Records for this exercise
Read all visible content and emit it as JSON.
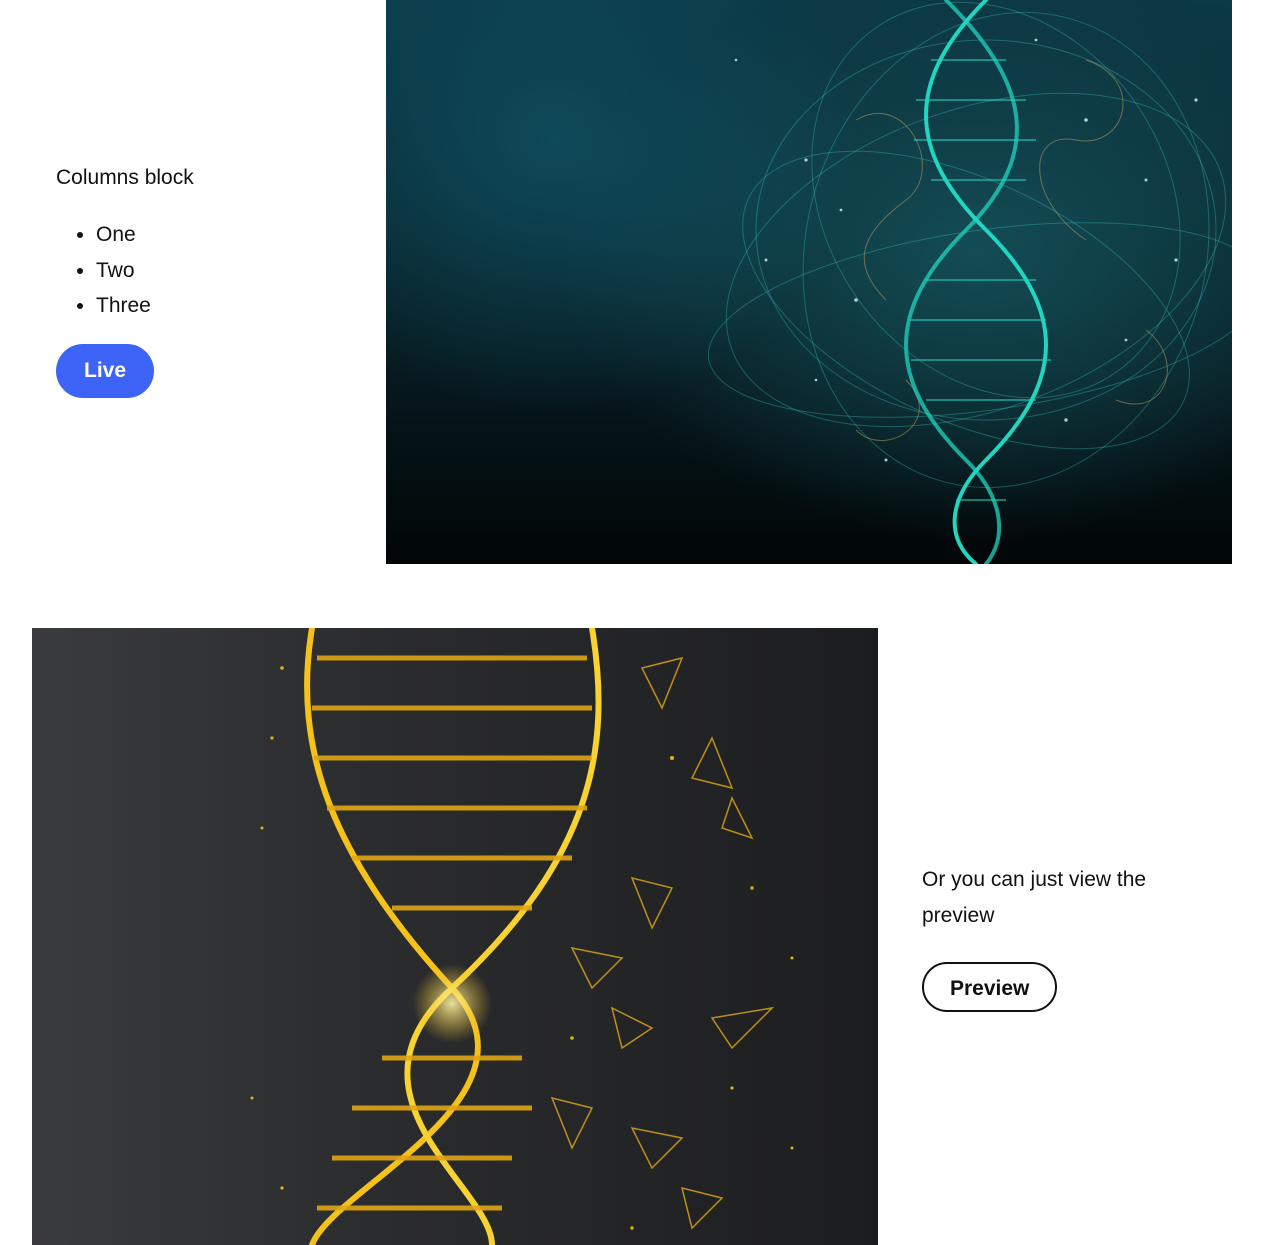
{
  "columns_block": {
    "title": "Columns block",
    "items": [
      "One",
      "Two",
      "Three"
    ],
    "live_button": "Live"
  },
  "preview_block": {
    "text": "Or you can just view the preview",
    "preview_button": "Preview"
  },
  "colors": {
    "primary_button": "#3d63f7",
    "teal_helix": "#1fd6c0",
    "gold_helix": "#f5c21a"
  }
}
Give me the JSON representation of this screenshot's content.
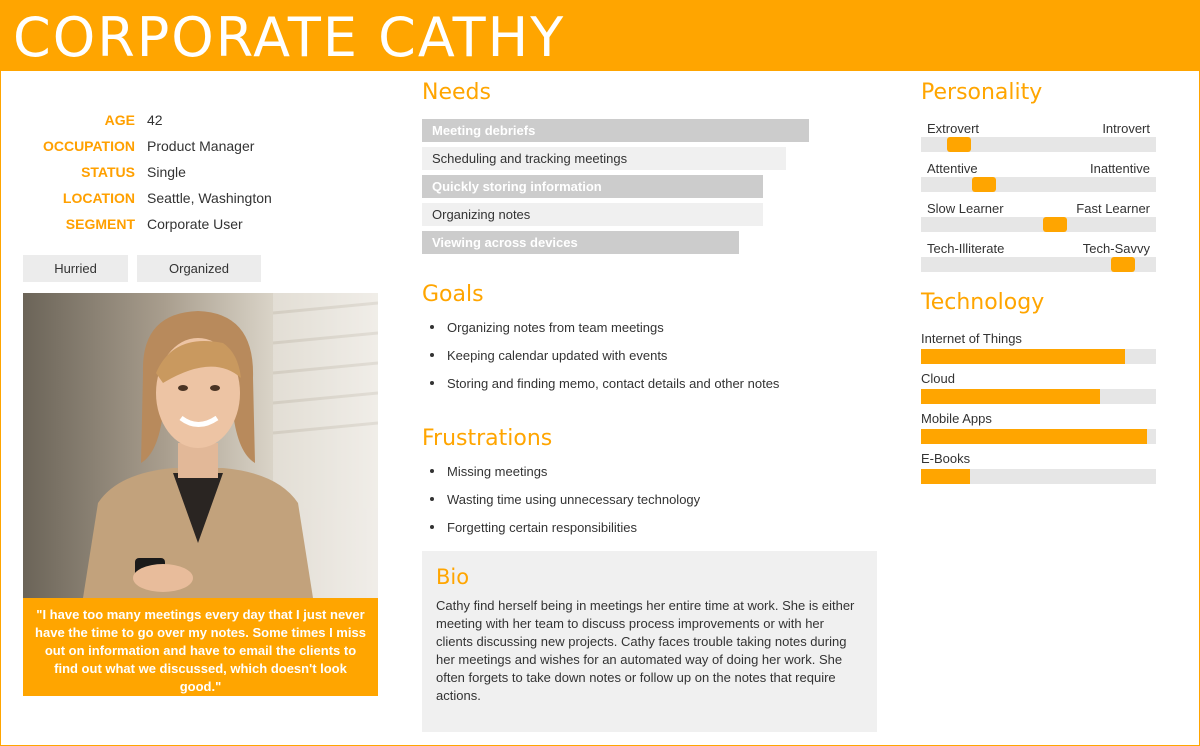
{
  "header": {
    "title": "CORPORATE CATHY"
  },
  "info": [
    {
      "label": "AGE",
      "value": "42"
    },
    {
      "label": "OCCUPATION",
      "value": "Product Manager"
    },
    {
      "label": "STATUS",
      "value": "Single"
    },
    {
      "label": "LOCATION",
      "value": "Seattle, Washington"
    },
    {
      "label": "SEGMENT",
      "value": "Corporate User"
    }
  ],
  "tags": [
    "Hurried",
    "Organized"
  ],
  "quote": "\"I have too many meetings every day that I just never have the time to go over my notes. Some times I miss out on information and have to email the clients to find out what we discussed, which doesn't look good.\"",
  "needs": {
    "title": "Needs",
    "items": [
      {
        "label": "Meeting debriefs",
        "level": 100
      },
      {
        "label": "Scheduling and tracking meetings",
        "level": 94
      },
      {
        "label": "Quickly storing information",
        "level": 88
      },
      {
        "label": "Organizing notes",
        "level": 88
      },
      {
        "label": "Viewing across devices",
        "level": 82
      }
    ]
  },
  "goals": {
    "title": "Goals",
    "items": [
      "Organizing notes from team meetings",
      "Keeping calendar updated with events",
      "Storing and finding memo, contact details and other notes"
    ]
  },
  "frustrations": {
    "title": "Frustrations",
    "items": [
      "Missing meetings",
      "Wasting time using unnecessary technology",
      "Forgetting certain responsibilities"
    ]
  },
  "bio": {
    "title": "Bio",
    "text": "Cathy find herself being in meetings her entire time at work. She is either meeting with her team to discuss process improvements or with her clients discussing new projects. Cathy faces trouble taking notes during her meetings and wishes for an automated way of doing her work. She often forgets to take down notes or follow up on the notes that require actions."
  },
  "personality": {
    "title": "Personality",
    "traits": [
      {
        "left": "Extrovert",
        "right": "Introvert",
        "value": 0.16
      },
      {
        "left": "Attentive",
        "right": "Inattentive",
        "value": 0.27
      },
      {
        "left": "Slow Learner",
        "right": "Fast Learner",
        "value": 0.57
      },
      {
        "left": "Tech-Illiterate",
        "right": "Tech-Savvy",
        "value": 0.86
      }
    ]
  },
  "technology": {
    "title": "Technology",
    "items": [
      {
        "label": "Internet of Things",
        "value": 0.87
      },
      {
        "label": "Cloud",
        "value": 0.76
      },
      {
        "label": "Mobile Apps",
        "value": 0.96
      },
      {
        "label": "E-Books",
        "value": 0.21
      }
    ]
  },
  "colors": {
    "accent": "#ffa500",
    "bar_dark": "#cccccc",
    "bar_light": "#f0f0f0",
    "track": "#e6e6e6"
  }
}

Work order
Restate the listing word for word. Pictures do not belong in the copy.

Result
Read all visible content and emit it as JSON.
{
  "columns_block": {
    "title": "Columns block",
    "items": [
      "One",
      "Two",
      "Three"
    ],
    "live_button": "Live"
  },
  "preview_block": {
    "text": "Or you can just view the preview",
    "preview_button": "Preview"
  },
  "colors": {
    "primary_button": "#3d63f7",
    "teal_helix": "#1fd6c0",
    "gold_helix": "#f5c21a"
  }
}
Give me the JSON representation of this screenshot's content.
{
  "header": {
    "title": "CORPORATE CATHY"
  },
  "info": [
    {
      "label": "AGE",
      "value": "42"
    },
    {
      "label": "OCCUPATION",
      "value": "Product Manager"
    },
    {
      "label": "STATUS",
      "value": "Single"
    },
    {
      "label": "LOCATION",
      "value": "Seattle, Washington"
    },
    {
      "label": "SEGMENT",
      "value": "Corporate User"
    }
  ],
  "tags": [
    "Hurried",
    "Organized"
  ],
  "quote": "\"I have too many meetings every day that I just never have the time to go over my notes. Some times I miss out on information and have to email the clients to find out what we discussed, which doesn't look good.\"",
  "needs": {
    "title": "Needs",
    "items": [
      {
        "label": "Meeting debriefs",
        "level": 100
      },
      {
        "label": "Scheduling and tracking meetings",
        "level": 94
      },
      {
        "label": "Quickly storing information",
        "level": 88
      },
      {
        "label": "Organizing notes",
        "level": 88
      },
      {
        "label": "Viewing across devices",
        "level": 82
      }
    ]
  },
  "goals": {
    "title": "Goals",
    "items": [
      "Organizing notes from team meetings",
      "Keeping calendar updated with events",
      "Storing and finding memo, contact details and other notes"
    ]
  },
  "frustrations": {
    "title": "Frustrations",
    "items": [
      "Missing meetings",
      "Wasting time using unnecessary technology",
      "Forgetting certain responsibilities"
    ]
  },
  "bio": {
    "title": "Bio",
    "text": "Cathy find herself being in meetings her entire time at work. She is either meeting with her team to discuss process improvements or with her clients discussing new projects. Cathy faces trouble taking notes during her meetings and wishes for an automated way of doing her work. She often forgets to take down notes or follow up on the notes that require actions."
  },
  "personality": {
    "title": "Personality",
    "traits": [
      {
        "left": "Extrovert",
        "right": "Introvert",
        "value": 0.16
      },
      {
        "left": "Attentive",
        "right": "Inattentive",
        "value": 0.27
      },
      {
        "left": "Slow Learner",
        "right": "Fast Learner",
        "value": 0.57
      },
      {
        "left": "Tech-Illiterate",
        "right": "Tech-Savvy",
        "value": 0.86
      }
    ]
  },
  "technology": {
    "title": "Technology",
    "items": [
      {
        "label": "Internet of Things",
        "value": 0.87
      },
      {
        "label": "Cloud",
        "value": 0.76
      },
      {
        "label": "Mobile Apps",
        "value": 0.96
      },
      {
        "label": "E-Books",
        "value": 0.21
      }
    ]
  },
  "colors": {
    "accent": "#ffa500",
    "bar_dark": "#cccccc",
    "bar_light": "#f0f0f0",
    "track": "#e6e6e6"
  }
}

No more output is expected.